Byram Pool Neighbor: Think Twice on Jr. League’s Disney Land Ambitions

The following letter was submitted by Judy Crystal, a Byram Park neighbor and longtime Greenwich resident:

What passes for a public pool in Byram Park is woefully inadequate, ecologically unsound, a source of pollution, and an embarrassment to our town.  What is currently being proposed by several vocal members of the Junior League is appallingly out of scale, a financial quagmire of massive proportion – and an embarrassment to our town.

As a ten-year resident of Byram (and a more than four-decades citizen of Greenwich) I understand that the pool needs to be replaced. Pollution of the surrounding soil has been ongoing.  Agreeing that a larger capacity is a good idea, I find the proposal as currently stated absurd.

We might look to New Canaan, where a renovated pool facility, woefully underused, has led to a lottery for 100 families from Norwalk, Bridgeport and Stamford, whose revenue is needed to keep the new pool’s balance sheet only slightly in the red.  And the New Canaan facility cost only $3.8 million.
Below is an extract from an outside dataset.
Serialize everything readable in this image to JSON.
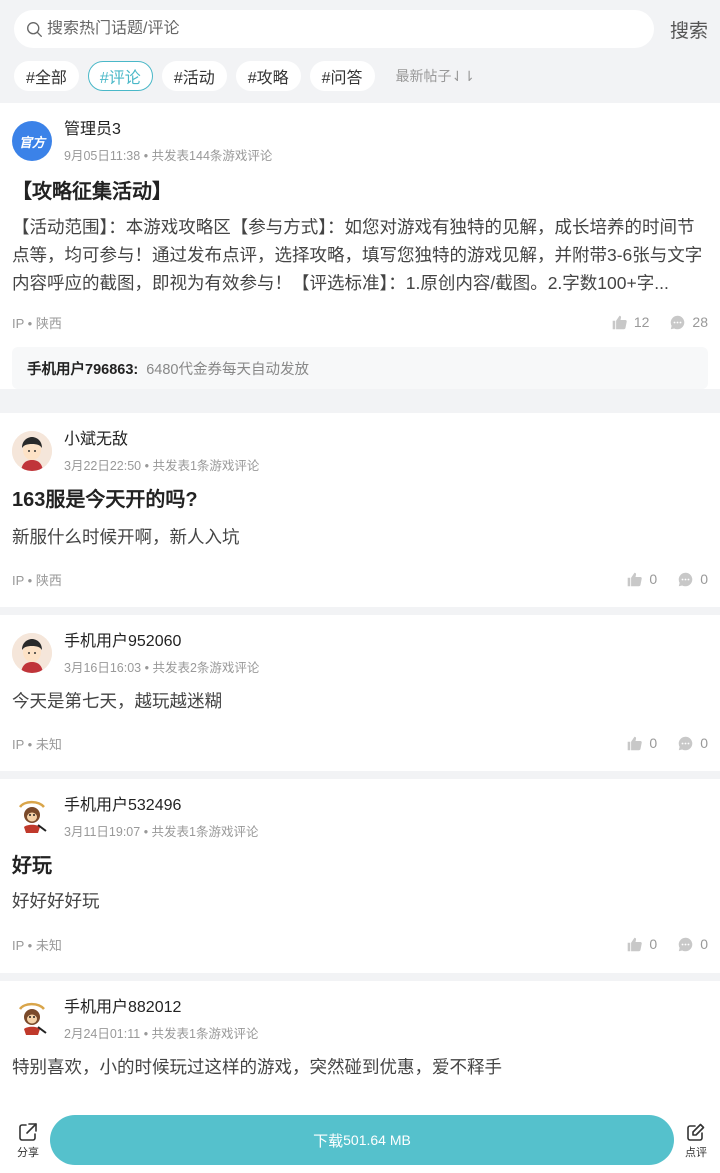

Not included in any of the figures I’ve been able to procure are the added costs of more lifeguards and the costs accruing to their hire and retention, more sanitation help, not merely for the pool surround, but for the proposed locker rooms, (and, while I’m at it, who’s supposed to be using those locker rooms?) and increased insurance costs for both liability and structural insurance. (Anyone in the area can tell you about the huge increase in insurance rates since Hurricane Sandy.)  There are tax implications for all Greenwich taxpayers that ought to be made explicit before the project is undertaken.

Hurricane Sandy has made rebuilding/enlarging the facility in its current location impossible.  Therefore, siting the pool at the old Ritch quarry may be inevitable.  However, the question of soil remediation far outstrips the current 18-inch depth that was examined…and that, we’ve been told, carries a $1.8 million dollar price tag.  No mention has been made of radon pollution, although much of the park is on ledge (n.b. the quarry).  Is this another “unexpected” cost – such as those we’ve seen at Greenwich High School?

From an esthetic point of view, a larger pool, its surround, a larger concession stand and increased parking to allow access to the greatly increased number of swimmers will blacktop a considerable area in what now is a much needed green space in our community.  The small buildings that will be demolished in no way match the amount of grass that will be covered with concrete and macadam.  To understand how much Byram residents treasure our park, just come down on a Sunday afternoon.  The delicate pastel rendering of a pool sent to League members totally disregards the surrounding area (including the presence of tractor-trailers on Ritch Avenue West, the immediacy of I-95 and the legally required fencing of pools.)

The cost factor, even with no actual plans on the table, has escalated by more than 30 per cent since the original proposal was made.  The Junior League’s promised $125,000 for each of two years isn’t even a drop in the bucket (pool). In addition, it demands that the League have final approval of plans before any of their moneys are released.  I would also like to point out that the League is a volunteer organization, whose fundraising has, until now, been an appropriate backdrop to planned activities.  With no capital campaign structure in place, I question whether even their $2.5 million dollar contribution will be realized.

Even with the public’s notoriously short attention span, surely enough of us remember the politicians’ promise that no new capital projects would be undertaken until the books were closed on Witherell, MISA and the Central Fire Station to put this new expense on a back burner.  There are several voices within the Junior League who are using scare tactics to push members into compliance with their Disney World ambitions.

It is my dream that our town will respond intelligently and responsibly to whatever proposals are made.  That a renovated pool is needed is absolutely true.  That one that serves 500 people complete with kiddie pool and splash pad (think insurance on that one!) is not only not needed, it is patently ridiculous. We are about to publish a new plan for land use and open space.  Paving over much of Byram Park will cause a revision before the ink is even dry.

Please, think twice before spending other people’s money.  After all, it is your money and mine as well.

 

  • Patty Sechi

    Judy makes some good points that I had not thought about of late, and many that I did not know. I did see preliminary drawings a couple of years ago, and it looked rather like a country club atmosphere and very different from the feel of the peaceful, understated park that I have known for 30 years. Have the plans gone even further? As the writer states, the pool is not adequate as it is, but is there a possible plan B that might be less grand than the current plan? Maintenance and sustainability are definitely important considerations, as our town is already stretched trying to care for the parks as they are.

    • greenwichfreepress

      One reason the pool is designed to be so “big” is that it’s ADA compliant, and therefore a “zero entry” pool, which means it is possible to walk from the pool deck to the pool’s full depth of 5.5 ft without steps or a ladder. That also means more staffing, because the bigger the pool, the more the lifeguards.